SUKHUM / AQW'A — A special forum was held at the Abkhaz State University, dedicated to the legacy and impact of the renowned Dagestani poet, Rasul Gamzatov. The event, part of the Gamzatov Readings, attracted notable figures from the literary world and beyond.
Arsen Makhmudov, head of the Dagestani delegation, opened with a heartfelt speech expressing gratitude for the warm welcome they received in Abkhazia. Makhmudov highlighted the universal love and respect for Gamzatov’s work, both in his homeland and globally. The poet's legacy, he noted, championed the noble mission of uniting people and promoting peace, love, and justice.
Rasul Gamzatov (1923-2003)
Highlighting the poet’s close ties with Abkhaz literature, Makhmudov recounted Gamzatov's deep friendships with Abkhaz literary greats such as Dmitry and Georgiy Gulia, Bagrat Shinkuba, Ivan Tarba, Kirshal Chachkhalia, and Mushni Lasuria.
An excerpt from one of Gamzatov’s poems was recited, evoking his appreciation for the beauty of Abkhazia and its deep connection to Dagestan.
Хоть был я недолго в абхазском краю,
В глазах твоих видел всю землю твою:
Сухумского неба разлет голубой
И солнечным полднем зажженный прибой...
И вот, в Дагестан возвращаясь опять,
Хочу на прощанье тебе пожелать:
Пусть друг на пороге стучится всегда
И пусть не посмеет встревожить твой сон
Недоброе карканье черных ворон.
Пусть щедро горит в твоем доме очаг,
Пусть пламя не гаснет в стихах и в очах!
Though briefly I stayed in Abkhazian land,
In your eyes, I beheld its vastness so grand:
The azure expanse of Sukhum sky,
And waves set ablaze by the noon sun up high...
And now, as to Dagestan I return,
Here's my parting wish, for which I yearn:
May friends always knock upon your door,
And may the black crows with their ominous lore,
Never dare disturb your dreams with a roar.
May your hearth's flames burn bright and true,
In both your verses and gaze, forever anew!
— To the People's Poet of Abkhazia Dmitry Gulia
The forum featured an address by Alexander Sheremet, advisor to the Russian Embassy in Abkhazia, who emphasised Gamzatov's longstanding friendship with Abkhazia’s literary and cultural figures. Sheremet recognised the symbolic significance of hosting the forum at the Abkhaz State University, where students delve into the works of the wise poet.
Arda Ashuba, Director of the Abkhaz Institute of Humanities, extolled Gamzatov as a jewel of the Caucasus peoples, emphasising his monumental contribution to world literature. Ashuba shared anecdotes of Russian poets and writers recalling Gamzatov’s exceptional ability to diffuse tensions with his words, wit, and wisdom.

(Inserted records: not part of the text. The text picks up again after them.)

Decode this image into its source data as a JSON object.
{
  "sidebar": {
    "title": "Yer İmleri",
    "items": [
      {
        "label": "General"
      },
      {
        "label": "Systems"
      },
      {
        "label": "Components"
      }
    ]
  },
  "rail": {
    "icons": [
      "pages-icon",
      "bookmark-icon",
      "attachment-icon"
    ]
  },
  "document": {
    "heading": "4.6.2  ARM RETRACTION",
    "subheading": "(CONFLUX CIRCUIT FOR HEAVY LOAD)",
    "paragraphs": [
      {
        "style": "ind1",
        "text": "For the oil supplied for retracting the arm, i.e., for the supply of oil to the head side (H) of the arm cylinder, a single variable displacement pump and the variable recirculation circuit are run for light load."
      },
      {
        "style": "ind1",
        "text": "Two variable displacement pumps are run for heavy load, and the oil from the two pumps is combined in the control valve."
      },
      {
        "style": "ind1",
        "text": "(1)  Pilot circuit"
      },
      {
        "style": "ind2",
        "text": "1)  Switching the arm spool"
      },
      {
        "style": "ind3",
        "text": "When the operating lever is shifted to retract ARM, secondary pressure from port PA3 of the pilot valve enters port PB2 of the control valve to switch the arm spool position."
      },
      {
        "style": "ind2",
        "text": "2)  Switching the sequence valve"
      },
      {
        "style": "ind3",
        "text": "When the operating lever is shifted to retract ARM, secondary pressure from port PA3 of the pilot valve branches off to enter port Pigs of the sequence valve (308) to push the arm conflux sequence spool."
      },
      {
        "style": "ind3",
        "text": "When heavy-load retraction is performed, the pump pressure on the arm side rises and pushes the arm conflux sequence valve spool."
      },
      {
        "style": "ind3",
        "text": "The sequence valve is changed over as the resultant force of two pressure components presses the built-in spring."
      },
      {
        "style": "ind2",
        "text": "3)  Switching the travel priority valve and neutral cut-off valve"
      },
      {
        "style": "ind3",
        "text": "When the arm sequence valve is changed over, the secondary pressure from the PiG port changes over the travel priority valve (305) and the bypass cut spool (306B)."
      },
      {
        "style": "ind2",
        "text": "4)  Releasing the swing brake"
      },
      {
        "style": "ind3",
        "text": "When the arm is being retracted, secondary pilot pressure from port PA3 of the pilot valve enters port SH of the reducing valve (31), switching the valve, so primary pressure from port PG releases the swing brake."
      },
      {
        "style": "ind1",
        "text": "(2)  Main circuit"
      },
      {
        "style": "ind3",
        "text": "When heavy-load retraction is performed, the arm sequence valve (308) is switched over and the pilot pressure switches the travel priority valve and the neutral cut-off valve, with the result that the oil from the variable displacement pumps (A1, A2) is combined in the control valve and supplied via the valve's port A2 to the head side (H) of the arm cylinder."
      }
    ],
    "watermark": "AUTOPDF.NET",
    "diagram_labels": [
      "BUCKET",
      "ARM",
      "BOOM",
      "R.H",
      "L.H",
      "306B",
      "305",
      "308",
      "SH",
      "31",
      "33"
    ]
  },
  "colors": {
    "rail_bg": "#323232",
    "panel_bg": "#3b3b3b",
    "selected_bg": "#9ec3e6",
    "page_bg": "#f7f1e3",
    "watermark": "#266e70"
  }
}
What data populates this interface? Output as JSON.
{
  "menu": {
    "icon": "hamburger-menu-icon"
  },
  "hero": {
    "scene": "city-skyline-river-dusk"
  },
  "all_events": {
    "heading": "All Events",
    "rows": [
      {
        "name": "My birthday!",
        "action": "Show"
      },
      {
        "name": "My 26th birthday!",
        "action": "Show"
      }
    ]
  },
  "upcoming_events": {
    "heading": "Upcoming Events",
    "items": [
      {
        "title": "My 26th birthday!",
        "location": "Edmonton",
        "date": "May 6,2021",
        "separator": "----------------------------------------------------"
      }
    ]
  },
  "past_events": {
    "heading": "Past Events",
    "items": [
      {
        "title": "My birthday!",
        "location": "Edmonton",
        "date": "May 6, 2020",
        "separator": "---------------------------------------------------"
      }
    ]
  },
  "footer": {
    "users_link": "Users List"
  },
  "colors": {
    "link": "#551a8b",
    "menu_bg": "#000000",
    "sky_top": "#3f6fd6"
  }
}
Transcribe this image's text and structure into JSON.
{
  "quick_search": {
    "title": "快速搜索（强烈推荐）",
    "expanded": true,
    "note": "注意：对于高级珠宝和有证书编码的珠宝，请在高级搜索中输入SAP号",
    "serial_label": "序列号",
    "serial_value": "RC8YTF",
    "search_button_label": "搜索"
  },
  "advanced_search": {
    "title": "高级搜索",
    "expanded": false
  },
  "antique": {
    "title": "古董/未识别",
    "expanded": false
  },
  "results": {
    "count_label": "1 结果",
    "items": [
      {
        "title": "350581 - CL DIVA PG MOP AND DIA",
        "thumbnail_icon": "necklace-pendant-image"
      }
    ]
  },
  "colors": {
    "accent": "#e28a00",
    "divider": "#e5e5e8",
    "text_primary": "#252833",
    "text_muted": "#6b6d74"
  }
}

Highlighting Gamzatov’s reach, Astanda Bigvava, a senior lecturer at the university, shared that the poet's works have been translated into more than 80 languages. Bigvava also emphasized that Russian President Vladimir Putin declared 2023 as the "Year of Rasul Gamzatov," underscoring the poet's enduring significance.
The forum shed light on the vast translations of Gamzatov’s poetry, with special attention to the renowned poem "Cranes." Translated into Abkhaz by poet Nikolai Kvitsinia, it stands as a poignant memorial for those who perished in the Great Patriotic War.
The commemorative event stands testament to Rasul Gamzatov’s indelible impact on literature and his role as a bridge between cultures and nations.
Rasul Gamzatov (1923-2003) was born in the village named after his father, Gamzat Tsadasa, the People's poet of Dagestan. Rasul pursued his education in Moscow, where he embarked on his literary journey by translating Russian classics into Avar, his native tongue.
Throughout his life, over thirty collections of Gamzatov's poems have been translated into Russian and various other languages. The immense appeal of his poetic works lies in their unique blend – a harmony of innate talent, echoes of ancient folk myths and songs, and contemporary literary flair. Notably, Gamzatov frequently employed octaves and crafted poetic, aphoristic "inscriptions." Such inscriptions are reminiscent of the age-old tradition where Caucasian mountain inhabitants would carve writings onto the arches of their stone edifices, tombstones, sword hilts, and saddles.
In recognition of his literary contributions, Rasul Gamzatov was honoured with the Lenin Prize in 1963.